Jonathan Tignor interviewed Aaron Cohick, printer of the Press at Colorado College. Here is an excerpt from his article in today's Catalyst article entitled 10 Questions with Aaron Cohick.
Why is it important for a college campus to have its own letterpress studio?

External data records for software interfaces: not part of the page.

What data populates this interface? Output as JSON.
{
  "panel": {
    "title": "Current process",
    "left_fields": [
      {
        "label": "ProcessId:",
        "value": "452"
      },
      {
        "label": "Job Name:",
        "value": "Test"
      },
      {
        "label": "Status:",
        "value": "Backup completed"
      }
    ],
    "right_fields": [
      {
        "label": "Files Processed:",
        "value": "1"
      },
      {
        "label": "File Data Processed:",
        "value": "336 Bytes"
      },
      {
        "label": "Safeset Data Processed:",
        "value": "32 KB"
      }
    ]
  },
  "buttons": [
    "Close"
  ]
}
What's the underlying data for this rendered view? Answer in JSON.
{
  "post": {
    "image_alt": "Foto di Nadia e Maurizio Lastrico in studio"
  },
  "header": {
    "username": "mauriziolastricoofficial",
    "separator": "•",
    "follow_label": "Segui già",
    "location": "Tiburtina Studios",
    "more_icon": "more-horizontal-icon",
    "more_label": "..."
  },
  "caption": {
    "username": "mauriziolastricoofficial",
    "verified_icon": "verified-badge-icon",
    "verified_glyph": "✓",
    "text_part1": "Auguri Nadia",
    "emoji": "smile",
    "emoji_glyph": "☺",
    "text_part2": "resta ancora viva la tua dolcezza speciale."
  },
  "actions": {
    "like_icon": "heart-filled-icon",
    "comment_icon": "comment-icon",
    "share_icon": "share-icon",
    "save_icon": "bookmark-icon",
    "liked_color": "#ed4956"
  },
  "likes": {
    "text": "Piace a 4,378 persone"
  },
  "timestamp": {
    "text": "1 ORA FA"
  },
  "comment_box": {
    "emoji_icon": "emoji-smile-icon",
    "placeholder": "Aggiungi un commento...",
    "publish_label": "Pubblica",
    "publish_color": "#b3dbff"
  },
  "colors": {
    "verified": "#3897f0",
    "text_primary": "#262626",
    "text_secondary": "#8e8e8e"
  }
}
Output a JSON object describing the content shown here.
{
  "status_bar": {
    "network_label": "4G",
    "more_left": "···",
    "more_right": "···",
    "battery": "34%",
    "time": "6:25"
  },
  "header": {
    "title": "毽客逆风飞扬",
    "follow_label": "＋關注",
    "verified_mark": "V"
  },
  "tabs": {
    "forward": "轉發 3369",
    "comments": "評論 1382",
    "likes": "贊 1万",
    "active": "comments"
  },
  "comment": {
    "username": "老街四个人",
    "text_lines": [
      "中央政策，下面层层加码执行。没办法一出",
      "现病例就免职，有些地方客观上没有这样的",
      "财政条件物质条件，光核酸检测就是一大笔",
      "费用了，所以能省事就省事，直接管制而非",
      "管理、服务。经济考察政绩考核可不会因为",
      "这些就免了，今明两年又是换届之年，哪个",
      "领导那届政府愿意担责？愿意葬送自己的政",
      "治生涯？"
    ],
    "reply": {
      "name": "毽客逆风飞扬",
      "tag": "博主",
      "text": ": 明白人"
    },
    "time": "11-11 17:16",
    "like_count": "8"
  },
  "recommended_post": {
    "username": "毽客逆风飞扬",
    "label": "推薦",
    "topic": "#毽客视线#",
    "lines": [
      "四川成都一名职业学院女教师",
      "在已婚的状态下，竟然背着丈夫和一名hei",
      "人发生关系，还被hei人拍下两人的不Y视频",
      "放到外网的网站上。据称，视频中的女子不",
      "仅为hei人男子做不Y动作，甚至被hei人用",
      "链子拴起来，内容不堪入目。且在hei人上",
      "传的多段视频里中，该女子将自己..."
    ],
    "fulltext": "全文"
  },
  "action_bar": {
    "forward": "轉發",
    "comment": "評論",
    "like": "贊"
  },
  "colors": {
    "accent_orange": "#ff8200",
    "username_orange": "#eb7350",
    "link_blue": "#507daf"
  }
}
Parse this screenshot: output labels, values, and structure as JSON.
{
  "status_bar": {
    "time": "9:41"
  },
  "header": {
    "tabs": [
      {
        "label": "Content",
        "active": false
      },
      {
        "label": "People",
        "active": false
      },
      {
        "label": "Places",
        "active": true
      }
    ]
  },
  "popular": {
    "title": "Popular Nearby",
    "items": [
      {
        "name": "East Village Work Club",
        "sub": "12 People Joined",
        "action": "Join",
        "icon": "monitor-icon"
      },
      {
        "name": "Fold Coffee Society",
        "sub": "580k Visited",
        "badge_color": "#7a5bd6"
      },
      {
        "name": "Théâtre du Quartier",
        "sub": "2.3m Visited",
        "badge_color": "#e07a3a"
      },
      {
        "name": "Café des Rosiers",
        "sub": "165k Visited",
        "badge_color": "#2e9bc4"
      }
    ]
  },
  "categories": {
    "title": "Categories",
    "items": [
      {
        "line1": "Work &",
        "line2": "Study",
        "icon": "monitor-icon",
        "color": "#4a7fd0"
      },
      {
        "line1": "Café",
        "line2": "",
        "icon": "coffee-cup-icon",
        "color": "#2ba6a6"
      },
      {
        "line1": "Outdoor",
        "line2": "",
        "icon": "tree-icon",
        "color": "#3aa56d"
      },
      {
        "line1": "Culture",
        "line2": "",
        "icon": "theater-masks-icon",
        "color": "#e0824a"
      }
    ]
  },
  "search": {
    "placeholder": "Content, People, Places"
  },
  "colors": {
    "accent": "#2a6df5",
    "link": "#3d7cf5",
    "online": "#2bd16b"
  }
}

In a way that’s sort of one of the driving questions I think of this place. It’s one of the questions that [The Press] asks, and in a way that’s changing: a sense of why it’s important or how it can be important. I think for me, the reason we do this is not because it’s efficient or cost-effective or any of those things. We do this because something about this technology, which is essentially an obsolete technology, shifts our focus in a different way, and so we see our language, how we construct a page, how we construct a book, how we construct a text; it lets us see it differently than we would normally interact with it. And that can be, hopefully, valuable as a way to start thinking about how those things are constructed, how they make their way out into the world, what that means, what you can do with those kinds of things. So there’s that aspect of it, which is sort of like an engagement with the material and with the process. Also, I try to make the press a place that’s kind of open and accessible to people; if they want to make things, they can come and do stuff. It’s a place where you can amplify your voice because you can make a thing in multiple and distribute it. This is actually sometimes a very solitary pursuit, but also sometimes it’s very sort of group-oriented pursuit, so it’s a collaborative space. It’s just like a weird thing that some people get really into.
photo from article